| Your instructions |
In the data below, how many lines contain the string "this"? Reply with the number only.

(Collected data entries)
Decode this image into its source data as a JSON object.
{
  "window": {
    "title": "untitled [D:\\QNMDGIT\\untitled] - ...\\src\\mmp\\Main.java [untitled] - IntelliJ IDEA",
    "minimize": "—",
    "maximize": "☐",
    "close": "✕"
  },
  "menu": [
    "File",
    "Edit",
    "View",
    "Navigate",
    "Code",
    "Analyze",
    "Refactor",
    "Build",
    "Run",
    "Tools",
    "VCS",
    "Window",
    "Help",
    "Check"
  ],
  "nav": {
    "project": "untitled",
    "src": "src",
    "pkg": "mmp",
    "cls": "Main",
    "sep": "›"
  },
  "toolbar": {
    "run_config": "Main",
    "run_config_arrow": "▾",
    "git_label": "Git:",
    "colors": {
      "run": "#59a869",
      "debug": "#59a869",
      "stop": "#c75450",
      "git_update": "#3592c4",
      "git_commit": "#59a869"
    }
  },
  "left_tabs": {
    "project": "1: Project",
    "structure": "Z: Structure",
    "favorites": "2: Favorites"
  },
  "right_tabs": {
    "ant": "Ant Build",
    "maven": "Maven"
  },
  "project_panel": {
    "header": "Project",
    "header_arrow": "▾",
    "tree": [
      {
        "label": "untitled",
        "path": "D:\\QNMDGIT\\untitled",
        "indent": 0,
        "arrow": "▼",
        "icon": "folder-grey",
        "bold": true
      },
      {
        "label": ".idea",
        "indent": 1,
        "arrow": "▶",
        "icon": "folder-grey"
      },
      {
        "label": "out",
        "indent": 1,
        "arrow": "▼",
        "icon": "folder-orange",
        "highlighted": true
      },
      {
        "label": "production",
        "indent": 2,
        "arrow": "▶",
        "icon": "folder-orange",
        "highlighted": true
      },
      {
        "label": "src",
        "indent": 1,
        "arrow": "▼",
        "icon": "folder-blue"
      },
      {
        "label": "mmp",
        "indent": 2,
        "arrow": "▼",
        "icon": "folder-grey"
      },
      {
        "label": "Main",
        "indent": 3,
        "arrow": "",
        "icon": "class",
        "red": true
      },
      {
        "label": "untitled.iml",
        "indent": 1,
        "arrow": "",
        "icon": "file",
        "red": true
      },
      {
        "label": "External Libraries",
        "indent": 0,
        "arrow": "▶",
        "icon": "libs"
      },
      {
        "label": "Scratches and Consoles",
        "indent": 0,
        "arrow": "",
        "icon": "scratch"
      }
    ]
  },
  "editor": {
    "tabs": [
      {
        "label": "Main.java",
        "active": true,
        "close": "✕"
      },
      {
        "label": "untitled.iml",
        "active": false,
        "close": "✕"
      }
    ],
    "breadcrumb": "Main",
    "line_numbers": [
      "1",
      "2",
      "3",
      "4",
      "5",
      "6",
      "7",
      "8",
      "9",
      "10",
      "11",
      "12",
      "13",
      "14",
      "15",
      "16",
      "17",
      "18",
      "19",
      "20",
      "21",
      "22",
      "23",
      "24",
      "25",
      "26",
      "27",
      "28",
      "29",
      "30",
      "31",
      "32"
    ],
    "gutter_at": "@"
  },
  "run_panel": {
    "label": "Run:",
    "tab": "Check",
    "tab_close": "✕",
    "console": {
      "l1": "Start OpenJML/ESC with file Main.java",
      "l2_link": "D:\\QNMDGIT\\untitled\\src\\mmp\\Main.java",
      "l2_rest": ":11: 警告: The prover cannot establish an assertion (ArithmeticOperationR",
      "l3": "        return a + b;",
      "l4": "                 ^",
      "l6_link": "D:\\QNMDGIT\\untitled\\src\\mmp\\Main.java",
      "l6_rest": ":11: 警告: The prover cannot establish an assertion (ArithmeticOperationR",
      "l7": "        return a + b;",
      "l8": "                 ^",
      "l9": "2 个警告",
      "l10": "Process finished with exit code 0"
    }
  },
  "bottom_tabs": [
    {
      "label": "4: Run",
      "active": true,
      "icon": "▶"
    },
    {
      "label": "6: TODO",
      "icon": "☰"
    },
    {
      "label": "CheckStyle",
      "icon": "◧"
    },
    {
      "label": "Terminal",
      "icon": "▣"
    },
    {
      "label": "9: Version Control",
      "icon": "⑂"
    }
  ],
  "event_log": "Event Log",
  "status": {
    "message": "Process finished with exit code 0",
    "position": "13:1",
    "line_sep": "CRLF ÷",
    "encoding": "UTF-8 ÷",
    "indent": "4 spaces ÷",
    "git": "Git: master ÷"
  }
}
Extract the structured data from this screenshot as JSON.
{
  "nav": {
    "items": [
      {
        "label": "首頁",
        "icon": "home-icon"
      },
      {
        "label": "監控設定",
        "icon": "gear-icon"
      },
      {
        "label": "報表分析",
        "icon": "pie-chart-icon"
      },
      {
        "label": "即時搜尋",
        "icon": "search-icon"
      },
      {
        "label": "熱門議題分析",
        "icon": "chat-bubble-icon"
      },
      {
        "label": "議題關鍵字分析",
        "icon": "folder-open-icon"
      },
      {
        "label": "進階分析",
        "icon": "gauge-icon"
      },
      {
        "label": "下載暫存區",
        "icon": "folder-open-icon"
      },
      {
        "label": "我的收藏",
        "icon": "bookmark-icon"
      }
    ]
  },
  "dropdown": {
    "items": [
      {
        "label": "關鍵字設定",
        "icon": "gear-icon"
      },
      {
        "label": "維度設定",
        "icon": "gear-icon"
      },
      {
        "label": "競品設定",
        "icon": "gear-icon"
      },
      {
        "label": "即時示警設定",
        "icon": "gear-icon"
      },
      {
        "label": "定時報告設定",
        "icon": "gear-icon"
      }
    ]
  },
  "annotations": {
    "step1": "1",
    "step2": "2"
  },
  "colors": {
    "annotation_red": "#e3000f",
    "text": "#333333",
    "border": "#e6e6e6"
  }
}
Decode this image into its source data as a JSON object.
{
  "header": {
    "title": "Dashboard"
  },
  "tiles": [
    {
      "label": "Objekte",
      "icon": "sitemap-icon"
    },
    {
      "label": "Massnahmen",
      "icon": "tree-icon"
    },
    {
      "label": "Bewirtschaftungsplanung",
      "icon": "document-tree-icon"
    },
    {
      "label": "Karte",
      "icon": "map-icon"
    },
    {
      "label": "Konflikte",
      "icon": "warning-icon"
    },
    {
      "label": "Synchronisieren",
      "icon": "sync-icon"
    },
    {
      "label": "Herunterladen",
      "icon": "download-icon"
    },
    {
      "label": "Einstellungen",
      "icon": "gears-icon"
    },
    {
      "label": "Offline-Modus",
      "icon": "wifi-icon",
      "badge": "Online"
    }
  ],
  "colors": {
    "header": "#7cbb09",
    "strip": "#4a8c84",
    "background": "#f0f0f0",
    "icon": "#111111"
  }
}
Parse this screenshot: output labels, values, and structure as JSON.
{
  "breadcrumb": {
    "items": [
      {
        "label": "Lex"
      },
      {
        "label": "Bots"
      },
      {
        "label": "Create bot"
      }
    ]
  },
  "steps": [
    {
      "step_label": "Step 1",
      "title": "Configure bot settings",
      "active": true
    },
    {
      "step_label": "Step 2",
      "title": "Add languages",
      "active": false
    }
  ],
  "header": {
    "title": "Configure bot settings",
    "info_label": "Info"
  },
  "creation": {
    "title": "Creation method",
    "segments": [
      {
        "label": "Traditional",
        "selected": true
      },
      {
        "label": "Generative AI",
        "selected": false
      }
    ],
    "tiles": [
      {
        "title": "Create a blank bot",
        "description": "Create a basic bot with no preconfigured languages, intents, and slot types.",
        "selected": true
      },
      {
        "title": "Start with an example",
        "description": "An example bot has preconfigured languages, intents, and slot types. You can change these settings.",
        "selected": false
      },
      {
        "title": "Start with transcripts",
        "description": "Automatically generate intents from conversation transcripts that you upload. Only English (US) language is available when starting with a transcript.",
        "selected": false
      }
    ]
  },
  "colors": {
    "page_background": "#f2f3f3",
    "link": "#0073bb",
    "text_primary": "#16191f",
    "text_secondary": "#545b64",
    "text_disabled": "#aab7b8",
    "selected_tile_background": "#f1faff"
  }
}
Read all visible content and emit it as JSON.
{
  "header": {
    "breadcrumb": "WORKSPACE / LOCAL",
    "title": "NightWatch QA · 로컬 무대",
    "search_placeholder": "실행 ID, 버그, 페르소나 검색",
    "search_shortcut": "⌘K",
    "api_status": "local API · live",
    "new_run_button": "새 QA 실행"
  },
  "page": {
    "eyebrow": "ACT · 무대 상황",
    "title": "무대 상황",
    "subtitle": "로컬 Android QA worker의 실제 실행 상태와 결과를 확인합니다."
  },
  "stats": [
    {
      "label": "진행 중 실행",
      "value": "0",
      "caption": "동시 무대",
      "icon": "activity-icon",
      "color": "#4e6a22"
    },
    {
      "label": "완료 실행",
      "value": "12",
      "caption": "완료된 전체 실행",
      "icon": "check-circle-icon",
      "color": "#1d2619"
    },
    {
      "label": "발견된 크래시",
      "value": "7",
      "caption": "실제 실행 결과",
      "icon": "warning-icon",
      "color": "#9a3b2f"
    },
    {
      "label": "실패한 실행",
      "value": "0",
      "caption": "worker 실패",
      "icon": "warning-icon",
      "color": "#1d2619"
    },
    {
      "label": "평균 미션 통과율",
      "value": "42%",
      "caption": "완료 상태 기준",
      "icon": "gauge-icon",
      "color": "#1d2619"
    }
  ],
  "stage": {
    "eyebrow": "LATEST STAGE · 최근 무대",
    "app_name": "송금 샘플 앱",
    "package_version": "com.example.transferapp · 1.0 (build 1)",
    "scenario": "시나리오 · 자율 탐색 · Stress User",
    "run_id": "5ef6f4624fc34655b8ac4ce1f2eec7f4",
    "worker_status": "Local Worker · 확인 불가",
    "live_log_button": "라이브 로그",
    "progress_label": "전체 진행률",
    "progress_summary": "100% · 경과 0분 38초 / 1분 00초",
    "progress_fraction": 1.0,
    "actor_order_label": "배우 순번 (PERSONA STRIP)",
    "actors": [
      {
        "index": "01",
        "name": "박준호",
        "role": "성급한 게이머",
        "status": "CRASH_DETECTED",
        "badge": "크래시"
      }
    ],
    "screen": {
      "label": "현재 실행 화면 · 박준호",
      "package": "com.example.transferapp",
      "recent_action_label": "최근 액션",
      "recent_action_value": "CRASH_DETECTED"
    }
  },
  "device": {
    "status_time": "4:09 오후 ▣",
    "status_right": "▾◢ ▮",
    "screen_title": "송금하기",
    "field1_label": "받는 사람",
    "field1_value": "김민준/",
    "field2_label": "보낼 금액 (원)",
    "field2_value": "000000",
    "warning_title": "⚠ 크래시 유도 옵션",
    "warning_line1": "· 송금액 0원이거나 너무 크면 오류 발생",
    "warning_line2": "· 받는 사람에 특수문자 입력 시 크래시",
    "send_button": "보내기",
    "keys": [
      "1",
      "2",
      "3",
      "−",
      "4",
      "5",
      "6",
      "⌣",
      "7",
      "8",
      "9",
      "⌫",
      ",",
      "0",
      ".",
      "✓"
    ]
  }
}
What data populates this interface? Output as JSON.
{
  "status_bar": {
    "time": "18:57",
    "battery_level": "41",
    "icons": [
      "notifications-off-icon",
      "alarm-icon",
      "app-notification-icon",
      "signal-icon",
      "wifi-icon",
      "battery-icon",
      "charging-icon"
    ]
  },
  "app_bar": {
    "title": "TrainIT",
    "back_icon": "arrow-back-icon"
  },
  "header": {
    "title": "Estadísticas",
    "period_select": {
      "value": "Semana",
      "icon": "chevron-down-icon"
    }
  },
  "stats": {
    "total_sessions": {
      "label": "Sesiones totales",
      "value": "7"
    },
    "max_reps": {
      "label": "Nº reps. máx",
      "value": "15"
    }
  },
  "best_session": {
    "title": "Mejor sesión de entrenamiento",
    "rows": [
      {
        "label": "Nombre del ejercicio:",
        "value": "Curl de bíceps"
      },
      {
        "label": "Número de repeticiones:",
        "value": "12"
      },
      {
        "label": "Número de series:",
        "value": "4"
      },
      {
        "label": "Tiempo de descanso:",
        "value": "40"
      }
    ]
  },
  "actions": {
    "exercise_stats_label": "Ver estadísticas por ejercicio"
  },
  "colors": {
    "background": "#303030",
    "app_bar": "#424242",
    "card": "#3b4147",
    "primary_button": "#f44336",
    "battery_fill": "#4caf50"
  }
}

| Task answer |
5